 Yesterday I had the privilege of having an on-air conversation with Yona Lunsky as part of the 'Let's Talk' series hosted by the National Alliance for Direct Support Professionals. The topic was essentially looking forward and past the pandemic. This was based on an article that Dr. Lunsky wrote for the International Journal for Direct Support Professionals. In that article, she considers all that we have lost over the past year, the many thefts of COVID and suggest we notice and acknowledge the losses and give space to the traumas that come with them.

It was such a good conversation that I carried parts of it into my afternoon and evening. I was thinking really intensely about the losses I have felt once COVID shut me in. There are the obvious ones of course but the profound sense of loss was something else, something different. I realized it as I was turning on Netflix. I was tired of being the passive recipient of someone else's storytelling. I am a storyteller. My whole approach to public speaking and training is to tell stories. This blog has existed because of the stories I encountered as I went about my business.

I have no stories.

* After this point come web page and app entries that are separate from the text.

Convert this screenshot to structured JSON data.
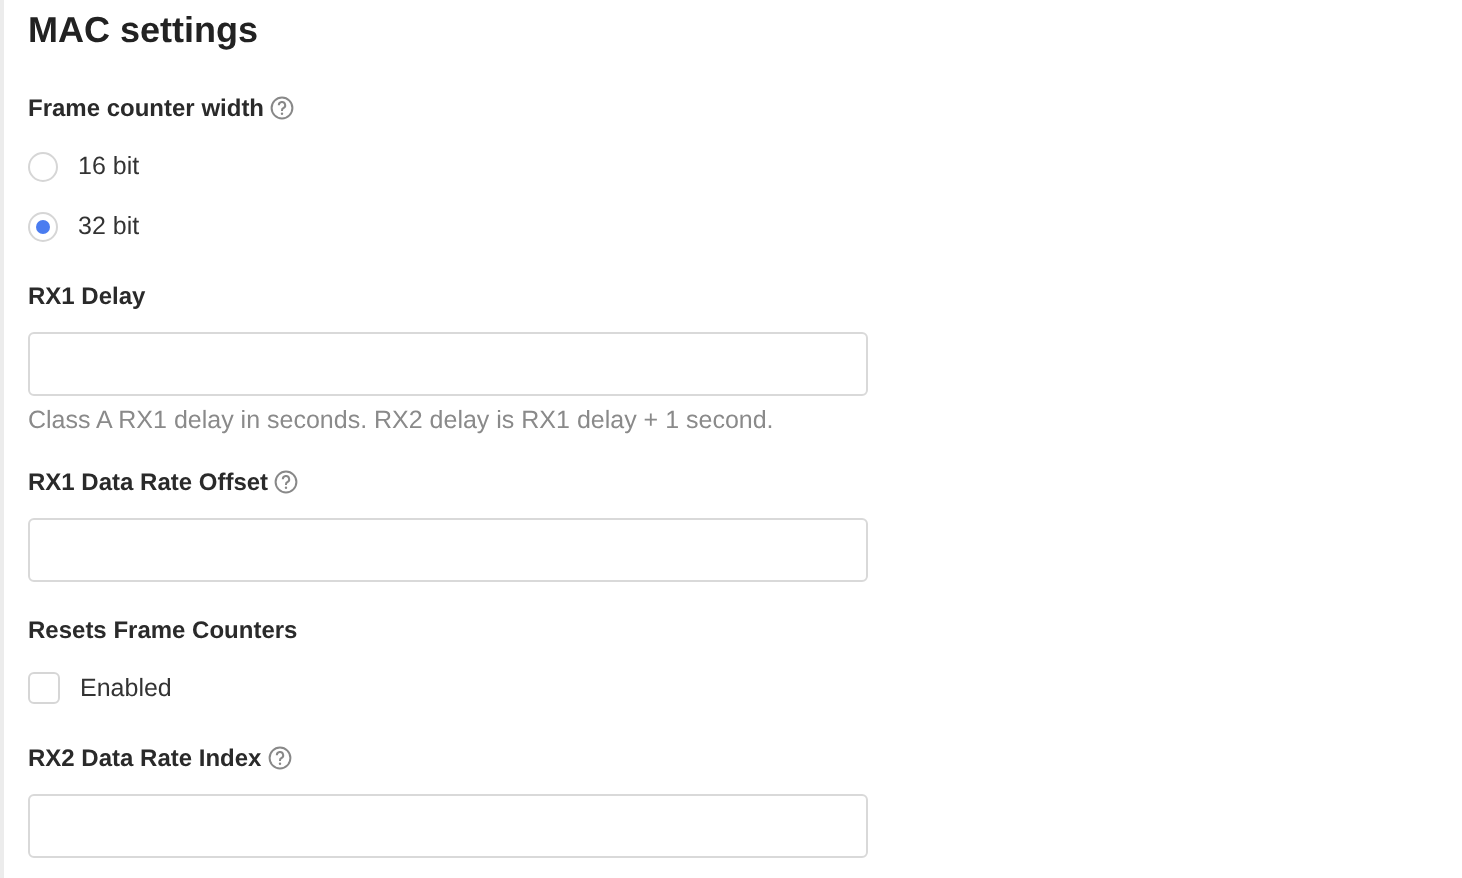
{
  "title": "MAC settings",
  "fields": [
    {
      "kind": "radio",
      "label": "Frame counter width",
      "help": true,
      "options": [
        {
          "label": "16 bit",
          "selected": false
        },
        {
          "label": "32 bit",
          "selected": true
        }
      ]
    },
    {
      "kind": "text",
      "label": "RX1 Delay",
      "help": false,
      "hint": "Class A RX1 delay in seconds. RX2 delay is RX1 delay + 1 second."
    },
    {
      "kind": "text",
      "label": "RX1 Data Rate Offset",
      "help": true
    },
    {
      "kind": "checkbox",
      "label": "Resets Frame Counters",
      "help": false,
      "option": "Enabled",
      "checked": false
    },
    {
      "kind": "text",
      "label": "RX2 Data Rate Index",
      "help": true
    }
  ]
}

I have nothing to tell.

I have nothing to share.

Ah, that's the loss that I feel so keenly. I go out into a world where people are staying apart, staying away. I go into interactions with people wearing masks and visors. I speak only when spoken to by a clerk or shop assistant. Gone are the spontaneous moments that give me insight into a moment or an idea.

Here I sit in front of a computer screen with nothing to say, or more accurately, with no story to make what I have to say engaging.

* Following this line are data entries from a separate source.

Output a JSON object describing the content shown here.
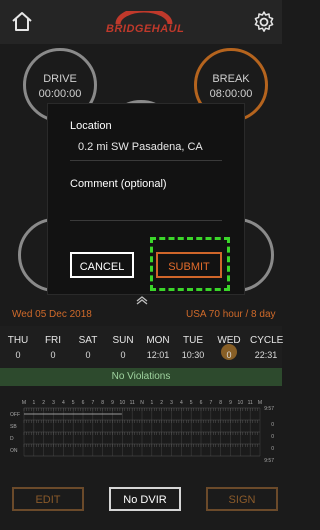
{
  "app": {
    "logo_text": "BRIDGEHAUL"
  },
  "status": {
    "drive_label": "DRIVE",
    "drive_time": "00:00:00",
    "break_label": "BREAK",
    "break_time": "08:00:00",
    "left_partial": "S",
    "left_time_partial": "0(",
    "right_time_partial": "2"
  },
  "modal": {
    "location_label": "Location",
    "location_value": "0.2 mi SW Pasadena, CA",
    "comment_label": "Comment (optional)",
    "comment_value": "",
    "cancel_label": "CANCEL",
    "submit_label": "SUBMIT"
  },
  "log": {
    "date": "Wed 05 Dec 2018",
    "cycle_rule": "USA 70 hour / 8 day",
    "days": [
      {
        "day": "THU",
        "value": "0"
      },
      {
        "day": "FRI",
        "value": "0"
      },
      {
        "day": "SAT",
        "value": "0"
      },
      {
        "day": "SUN",
        "value": "0"
      },
      {
        "day": "MON",
        "value": "12:01"
      },
      {
        "day": "TUE",
        "value": "10:30"
      },
      {
        "day": "WED",
        "value": "0"
      },
      {
        "day": "CYCLE",
        "value": "22:31"
      }
    ],
    "violations_text": "No Violations",
    "graph_rows": [
      "OFF",
      "SB",
      "D",
      "ON"
    ],
    "graph_totals": [
      "9:57",
      "0",
      "0",
      "0",
      "9:57"
    ],
    "graph_hours": [
      "M",
      "1",
      "2",
      "3",
      "4",
      "5",
      "6",
      "7",
      "8",
      "9",
      "10",
      "11",
      "N",
      "1",
      "2",
      "3",
      "4",
      "5",
      "6",
      "7",
      "8",
      "9",
      "10",
      "11",
      "M"
    ]
  },
  "actions": {
    "edit_label": "EDIT",
    "dvir_label": "No DVIR",
    "sign_label": "SIGN"
  },
  "colors": {
    "accent": "#e36b2b",
    "highlight": "#3bd62a",
    "violation_bg": "#2d4a2d"
  }
}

I am lucky that I get to have conversations like the one with Dr. Lunsky and the folks at the NADSP, those give me a way to feel that I'm still participating in my world.

I want the new normal, whatever it is, to tell me a story that I can bring back here to you.

I've missed you.


Unknown said...

I miss you and Joe in my life.

Flemisa said...

And I for one have certainly missed you. I value your view on the world and hope you and Joe are enjoying good health and looking forward to what lays ahead

Maggie said...

We've missed you, too. It's amazing what has disappeared along with so-called casual conversation. The feeling that we know our coworkers. The moments of connection around solving a minor problem in 15 minutes putting our heads together. Putting our heads together -- wow, what a strange idea now.

Glad to see your pest today, though; I was worried that your silence meant more than the pandemic. May the stories return.

lexica said...

Good to see you again (for modern online values of "see").

What you say about the lack of spontaneous interactions resonates with me. After a year of not speaking with anyone other than my husband for more than five minutes at a time (other than Zoom calls for work) I feel like I've forgotten how to interact with people. Where did the me who (despite being an autistic introvert) used to enjoy chatting with strangers go? It feels like my horizon has contracted down to my toes. Now that the vaccine is widely available in my area and I've gotten my second jab, the prospect of expanding that horizon again is both appealing and scary.

helencs said...

Missed you too Dave!

jp said...

You and I ended our formal jobs at about the same time, in my case after 35 years working with Mobile Arc. I suspect your most important story right now is personal, less about the individuals you've devoted thousands of hours to teaching, and more about the next section of your life. I've postponed real instrospection by devoting myself to personal hurricane cleanup for six months. But now...I'm thinking of volunteering at Habitat for Humanity. Safe housing seems like a critical issue everywhere. I can imagine you working/volunteering on accessibilty, from airplanes to state parks. Or whatever. I'll be interested in what you do, and what you choose to share.
Julie Pittman

Belinda said...

First, I hear you--but you, my friend, are a fount of stories.

Why are we not talking! We should be.

I have to tell you about the book, Writing Down the Bones, by Natalie Goldberg.

ABEhrhardt said...

You do have YOUR stories - stories of how you hav survived the pandemic, and what you've learned about yourself and your life.

I've kept up my blogging, tiny though that is, that way.

And I've been happy to see your occasional FB appearances - and wondered how you were using the fallow time. And watching your blog to see if you had, yes, another story.

It was hard to write fiction this past year - it seemed as if molasses grabbed my ankles - but I still wrote. The second volume in my mainstream trilogy is getting closer to publication. As the various stresses lifted, the miasma parted a bit, and I have gotten a bit faster. And been hit with various things I hadn't planned on which had to be taken care of.

Hope you see that there are always stories.

Mumzietired said...

Covid has devastated life as we know it. No social gatherings our people seperate from the world we have worked years to include them in.Sorry my people are challenged and dont understand not going out because they will get cooties. Why arent the Government going into assisted homes and vaccinating our people. They are being ignored. We need our people vaccinated because they are at risk and cant get out of bed. We have several without vaccination because the health dept isnt willing to send an LPN OR PHARMACIST TO VACCINATE IN HOMEBOUND PEOPLE. Im writing my pharmacist and my senator because our healthdept in this state doesnt make nonmobile people a priority. Not fair.

painting with fire said...

Glad you are posting - I've missed you. And yes - we've lost so much connection in this year of lockdown - on top of all the other losses. It's hard to imagine what healing and a new normal will look like.